In The Night Eats the World (2018, currently on Amazon Prime) Sam, a young introverted musician, unwillingly attends a party in a Paris apartment. After passing out in a secluded back room, he wakes to find the apartment a bloody shambles. As he opens the front door to leave, he’s attacked by some of the former partygoers who are covered in blood and appear crazed. Sam quickly realizes that the zombie apocalypse has occurred while he slept and springs into action securing the building and gathering supplies for himself. But isolation begins to take its toll on him and his decision-making becomes increasingly erratic. Sam must find a way out of his fortress, before his mind proves a more dangerous foe to him than the hordes of undead Parisians that infest the streets of the City of Lights.
Oddly enough, the most fun and interesting parts of The Night Eats the World are when Sam preparing for his long-term survival. The way that he methodically secures the building and searches it for supplies are surprisingly entertaining. Sam is highly intelligent and a survivor. There are none of those stereotypically foolish movie decisions from him, at least initially. Overall, he’s not necessarily an extremely likable character, but he’s easy to empathize with and definitely someone that you would want to add to your Zombie Apocalypse Survival Team. The first half of the movie moves along at a brisk pace, peppered with the occasional jump-scare, and lots and lots of prepping.
The second half of The Night Eats the World is…less enjoyable in some respects. The movie doesn’t exactly diminish in quality. In fact, it probably becomes more artistic and thoughtful. But Sam’s competence erodes under the weight of his isolation and the pleasure of seeing someone succeed under impossible circumstances is overtaken by a morbid curiosity about how far he will fall. There’s entertainment value in that, but not really of the fun variety. It makes the second half of the 93 minute film feel twice as long as the first half, which is a disconcerting feeling that adds to the film’s stark emotional shift. And frankly, I disliked the overly ambiguous, “European-style” ending.
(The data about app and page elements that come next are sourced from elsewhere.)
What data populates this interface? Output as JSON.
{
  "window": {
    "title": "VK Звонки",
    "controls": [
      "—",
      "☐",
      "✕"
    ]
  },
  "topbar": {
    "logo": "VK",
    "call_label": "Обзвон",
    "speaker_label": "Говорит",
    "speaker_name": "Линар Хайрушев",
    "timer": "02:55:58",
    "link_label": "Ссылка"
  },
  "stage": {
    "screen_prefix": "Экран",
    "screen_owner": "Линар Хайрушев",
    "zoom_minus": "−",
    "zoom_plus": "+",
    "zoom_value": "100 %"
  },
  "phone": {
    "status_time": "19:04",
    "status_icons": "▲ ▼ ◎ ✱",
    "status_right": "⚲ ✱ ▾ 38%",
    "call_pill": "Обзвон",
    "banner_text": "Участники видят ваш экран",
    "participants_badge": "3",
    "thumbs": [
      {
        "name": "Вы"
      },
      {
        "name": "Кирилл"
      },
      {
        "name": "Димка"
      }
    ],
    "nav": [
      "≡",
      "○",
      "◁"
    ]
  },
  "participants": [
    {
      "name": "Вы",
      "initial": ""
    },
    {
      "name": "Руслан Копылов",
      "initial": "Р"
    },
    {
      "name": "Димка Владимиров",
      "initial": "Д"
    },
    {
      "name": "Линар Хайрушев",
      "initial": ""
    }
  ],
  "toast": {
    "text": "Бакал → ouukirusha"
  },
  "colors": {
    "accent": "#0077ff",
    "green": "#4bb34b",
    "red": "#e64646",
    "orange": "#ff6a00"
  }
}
The Night Eats the World is a good addition to the world of zombies and is a good movie, in and of itself, regardless of whether or not it contains the undead. I definitely recommend it. But a “feel good” movie, it is not. It’s one of those movies where most viewers will need to be in the right mood to fully appreciate the way that it plays with their emotions. The fact that it’s conclusion is open to interpretation will also turn off some viewers who are more in the mood for solidity than for supposition. Overall, if you’re a fan of psychological horror, competent survival skills, and/or zombies, you should definitely give The Night Eats the World some of your time.
I have no clue what I'm doing, but I'll keep doing whatever it is to the best of my ability.